“In Afghanistan, courageous activists are working hard to bring about peace and justice in their country. However, their room for manoeuvre is constantly being reduced,” warns Ms Grau. “They need our continued support and solidarity. This also applies to all of the refugees from Afghanistan, who came here hoping to be able to live in peace and safety.” In reaction to the series of attacks, the German government cancelled its planned deportations to Afghanistan. In August the Ministry of the Interior and Foreign Office announced that Afghan refugees would only be sent back in exceptional cases. However, this did not equate to a fundamentally new assessment of the security situation.
Asylum and protections of refugees: Minimum standards are not enough

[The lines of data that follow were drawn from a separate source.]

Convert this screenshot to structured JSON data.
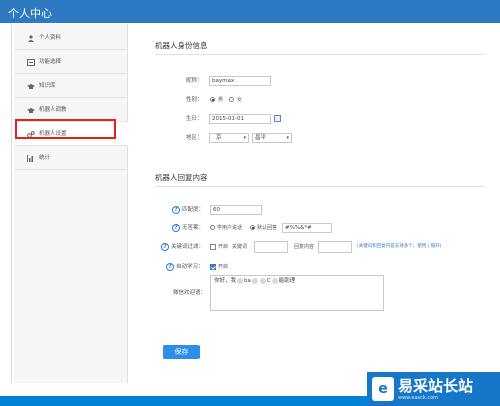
{
  "header": {
    "title": "个人中心"
  },
  "sidebar": {
    "items": [
      {
        "label": "个人资料",
        "icon": "user-icon"
      },
      {
        "label": "功能选择",
        "icon": "function-icon"
      },
      {
        "label": "知识库",
        "icon": "graduation-cap-icon"
      },
      {
        "label": "机器人调教",
        "icon": "graduation-cap-icon"
      },
      {
        "label": "机器人设置",
        "icon": "gears-icon",
        "active": true
      },
      {
        "label": "统计",
        "icon": "bar-chart-icon"
      }
    ]
  },
  "identity": {
    "title": "机器人身份信息",
    "nickname": {
      "label": "昵称：",
      "value": "baymax"
    },
    "gender": {
      "label": "性别：",
      "options": [
        "男",
        "女"
      ],
      "selected": "男"
    },
    "birthday": {
      "label": "生日：",
      "value": "2015-01-01"
    },
    "region": {
      "label": "地区：",
      "province": "京",
      "city": "昌平"
    }
  },
  "reply": {
    "title": "机器人回复内容",
    "match": {
      "label": "匹配度：",
      "value": "60"
    },
    "no_answer": {
      "label": "无答案：",
      "options": [
        "学用户说话",
        "默认回答"
      ],
      "selected": "默认回答",
      "value": "#%%&*#"
    },
    "keyword_filter": {
      "label": "关键词过滤：",
      "enable_label": "开启",
      "keyword_label": "关键词",
      "reply_label": "回复内容",
      "link_text": "(关键词和回复内容支持多个，使用 | 隔开)"
    },
    "auto_learn": {
      "label": "自动学习：",
      "enable_label": "开启",
      "checked": true
    },
    "welcome": {
      "label": "微信欢迎语：",
      "text_start": "你好，我",
      "text_mid": "ba",
      "text_mid2": "C",
      "text_end": "能助理"
    }
  },
  "actions": {
    "save_label": "保存"
  },
  "watermark": {
    "text": "易采站长站",
    "url": "www.easck.com"
  }
}
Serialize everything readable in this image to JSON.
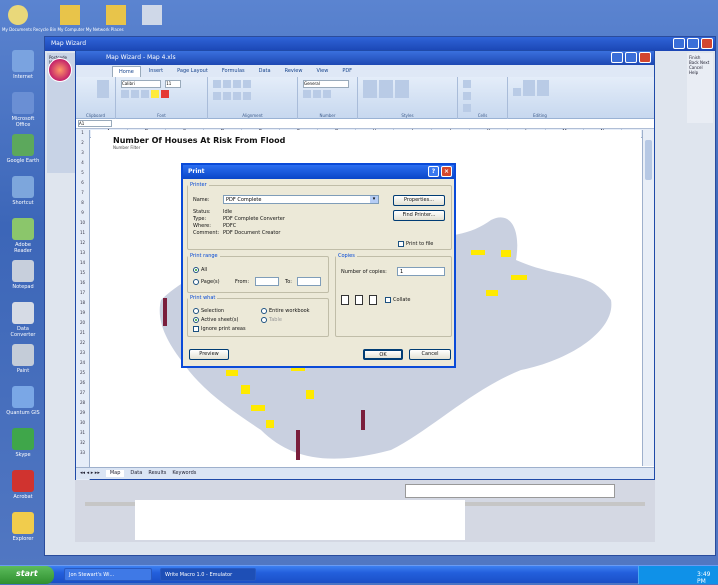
{
  "desktop": {
    "top_labels": "My Documents   Recycle Bin   My Computer   My Network Places",
    "left_icons": [
      "Internet",
      "Microsoft Office",
      "Google Earth",
      "Shortcut",
      "Adobe Reader",
      "Notepad",
      "Data Converter",
      "Paint",
      "Quantum GIS",
      "Skype",
      "Acrobat",
      "Explorer"
    ]
  },
  "outer_window": {
    "title": "Map Wizard",
    "side_text": "Postcode Map",
    "right_text": "Finish Back Next Cancel Help"
  },
  "excel": {
    "title": "Map Wizard - Map 4.xls",
    "tabs": [
      "Home",
      "Insert",
      "Page Layout",
      "Formulas",
      "Data",
      "Review",
      "View",
      "PDF"
    ],
    "groups": [
      "Clipboard",
      "Font",
      "Alignment",
      "Number",
      "Styles",
      "Cells",
      "Editing"
    ],
    "font_name": "Calibri",
    "font_size": "11",
    "number_format": "General",
    "name_box": "A1",
    "columns": [
      "A",
      "B",
      "C",
      "D",
      "E",
      "F",
      "G",
      "H",
      "I",
      "J",
      "K",
      "L",
      "M",
      "N",
      "O"
    ],
    "rows": [
      "1",
      "2",
      "3",
      "4",
      "5",
      "6",
      "7",
      "8",
      "9",
      "10",
      "11",
      "12",
      "13",
      "14",
      "15",
      "16",
      "17",
      "18",
      "19",
      "20",
      "21",
      "22",
      "23",
      "24",
      "25",
      "26",
      "27",
      "28",
      "29",
      "30",
      "31",
      "32",
      "33"
    ],
    "sheet_title": "Number Of Houses At Risk From Flood",
    "sheet_subtitle": "Number Filter",
    "sheet_tabs": [
      "Map",
      "Data",
      "Results",
      "Keywords"
    ]
  },
  "dialog": {
    "title": "Print",
    "printer_legend": "Printer",
    "name_label": "Name:",
    "printer_name": "PDF Complete",
    "status_label": "Status:",
    "status_value": "Idle",
    "type_label": "Type:",
    "type_value": "PDF Complete Converter",
    "where_label": "Where:",
    "where_value": "PDFC",
    "comment_label": "Comment:",
    "comment_value": "PDF Document Creator",
    "properties_button": "Properties...",
    "find_printer_button": "Find Printer...",
    "print_to_file_label": "Print to file",
    "print_range_legend": "Print range",
    "all_label": "All",
    "pages_label": "Page(s)",
    "from_label": "From:",
    "to_label": "To:",
    "print_what_legend": "Print what",
    "selection_label": "Selection",
    "active_sheets_label": "Active sheet(s)",
    "entire_workbook_label": "Entire workbook",
    "table_label": "Table",
    "ignore_areas_label": "Ignore print areas",
    "copies_legend": "Copies",
    "copies_label": "Number of copies:",
    "copies_value": "1",
    "collate_label": "Collate",
    "preview_button": "Preview",
    "ok_button": "OK",
    "cancel_button": "Cancel"
  },
  "taskbar": {
    "start_label": "start",
    "tasks": [
      "Jon Stewart's Wi...",
      "Write Macro 1.0 - Emulator"
    ],
    "clock": "3:49 PM"
  },
  "colors": {
    "map_land": "#c9d0e0",
    "map_risk_yellow": "#ffea00",
    "map_risk_maroon": "#7a1e3c",
    "xp_blue": "#0a46c8",
    "dialog_bg": "#ece9d8"
  }
}
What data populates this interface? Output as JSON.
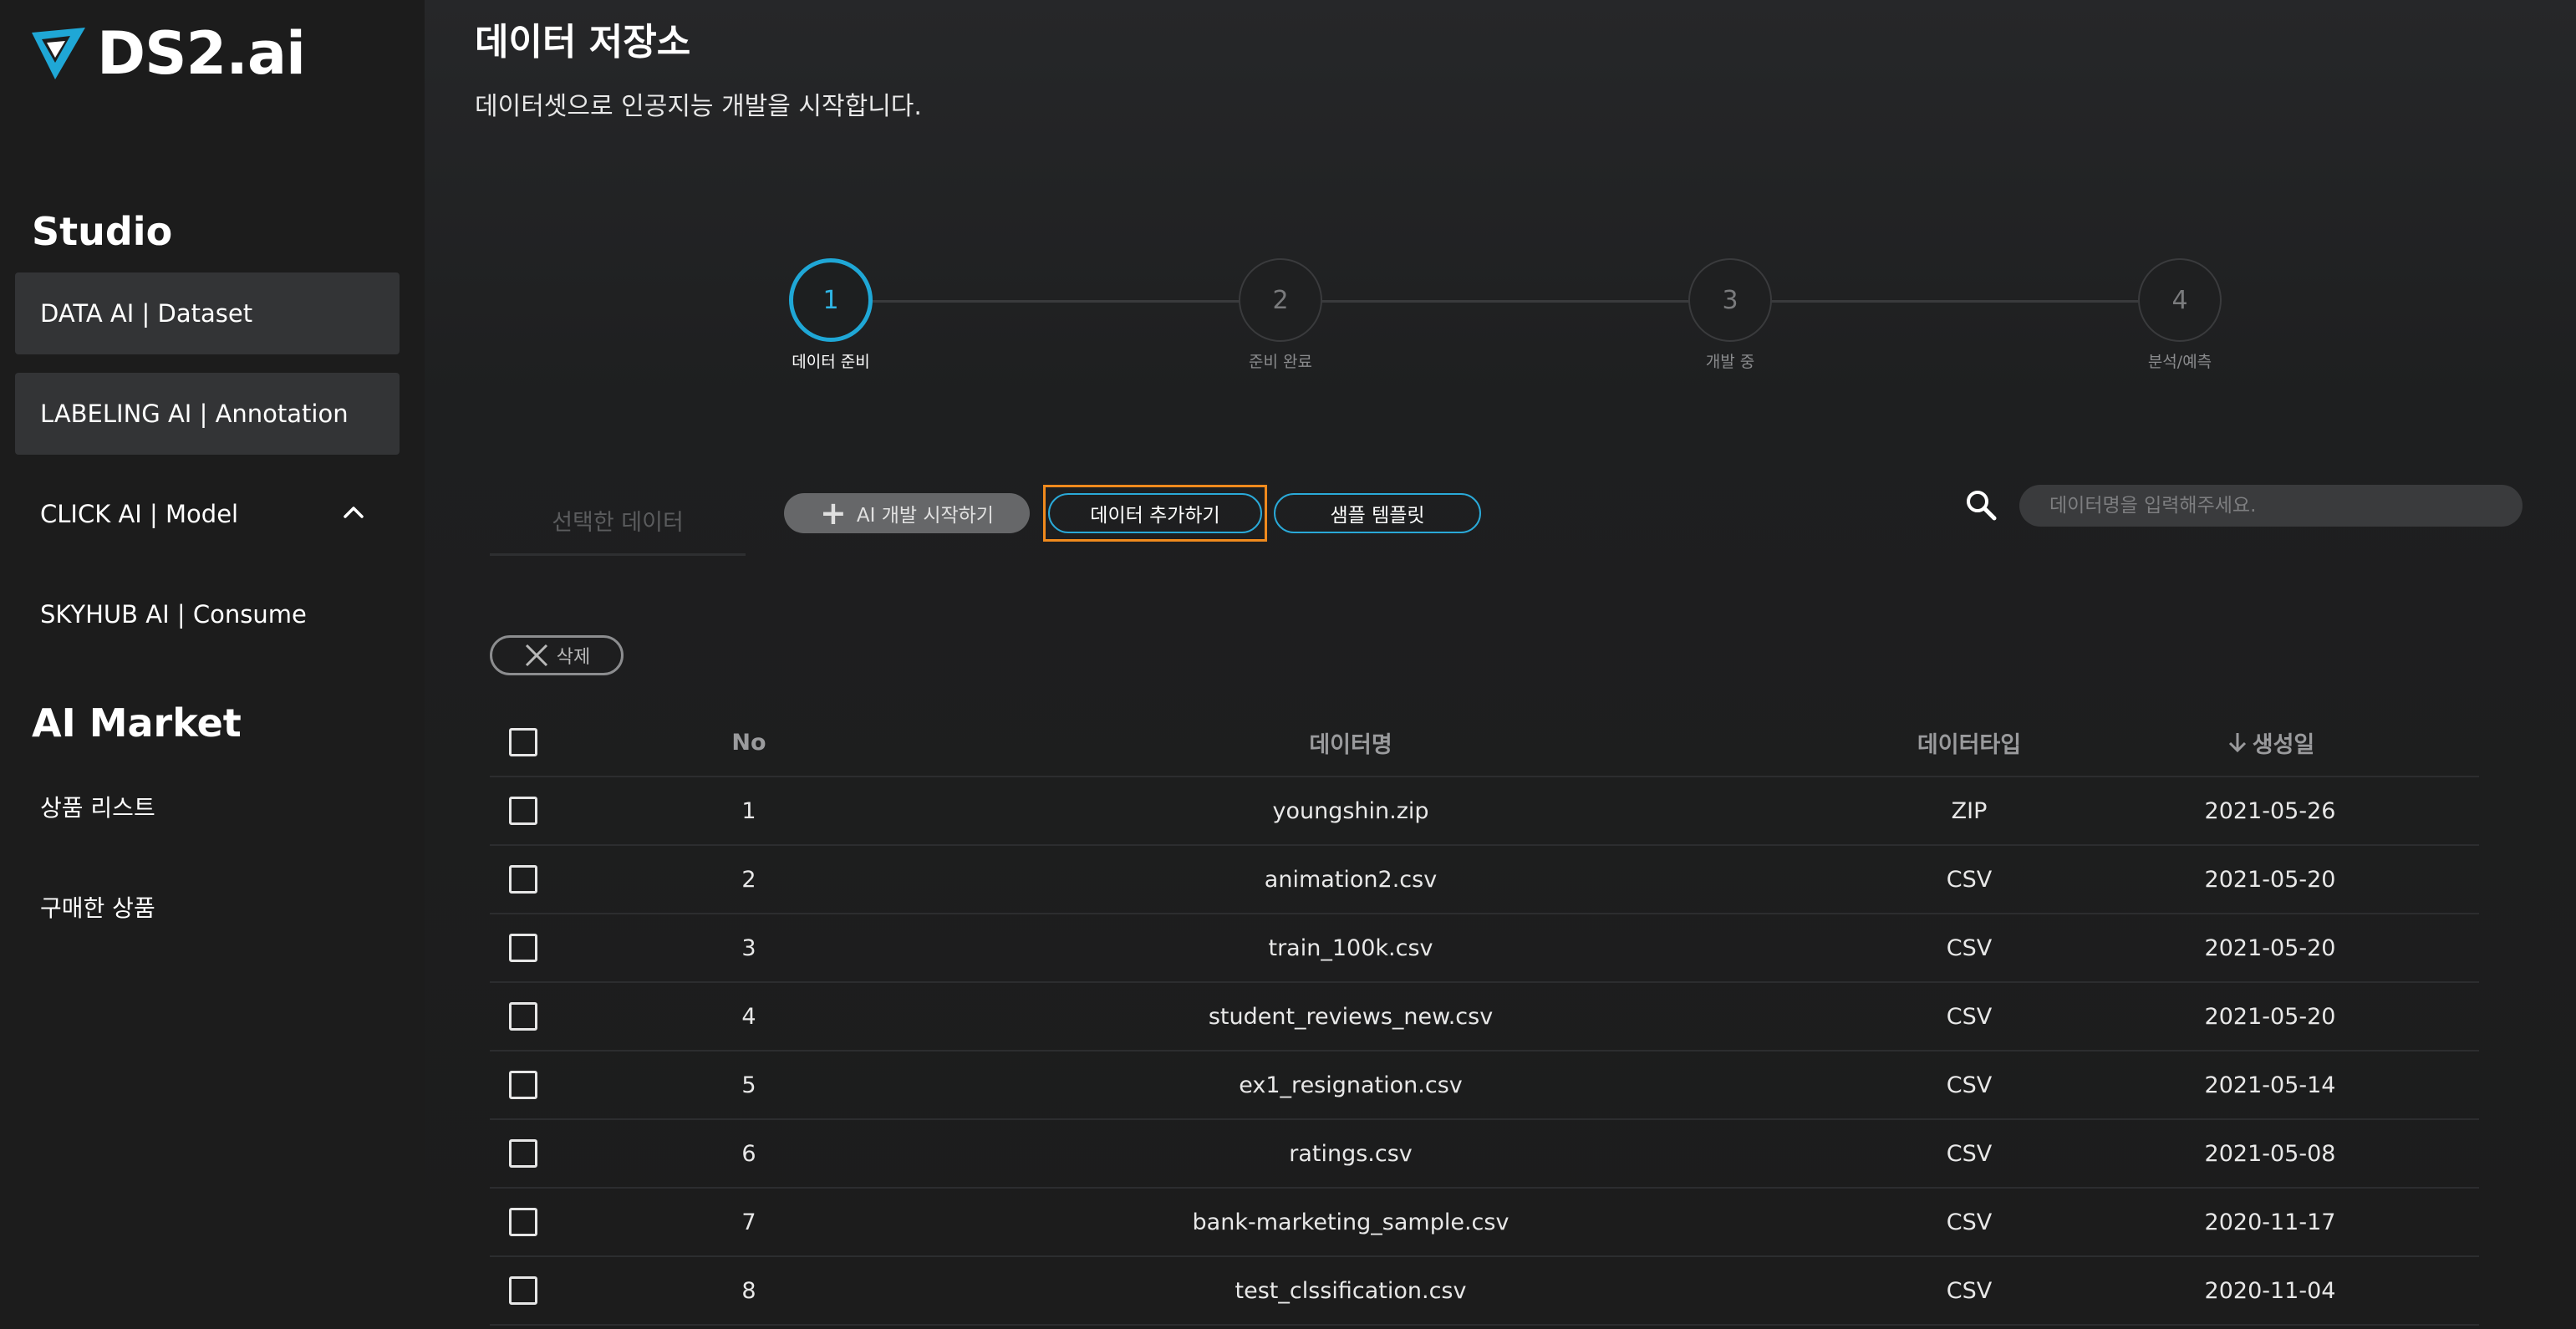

In June, the German Federal Ministry of Family Affairs, Senior Citizens, Women and Youth (BMFSFJ) presented its revised “Minimum Standards for the Protection of Refugees in Refugee Accommodation Centres”. medica mondiale provided expert advice for the revision of these standards, which were originally drawn up by the BMFSFJ and UNICEF in 2016, ensuring the inclusion of issues such as sexualised violence against female refugees, the necessity of a trauma-sensitive approach, and support that empowers refugee women. The standards are intended to serve as a guideline for protection concepts in all refugee accommodation centres. However, these centres are not the direct responsibility of the central government but rather the individual federal states or local districts, so the standards are not binding. medica mondiale is therefore calling for an urgent change in the relevant laws.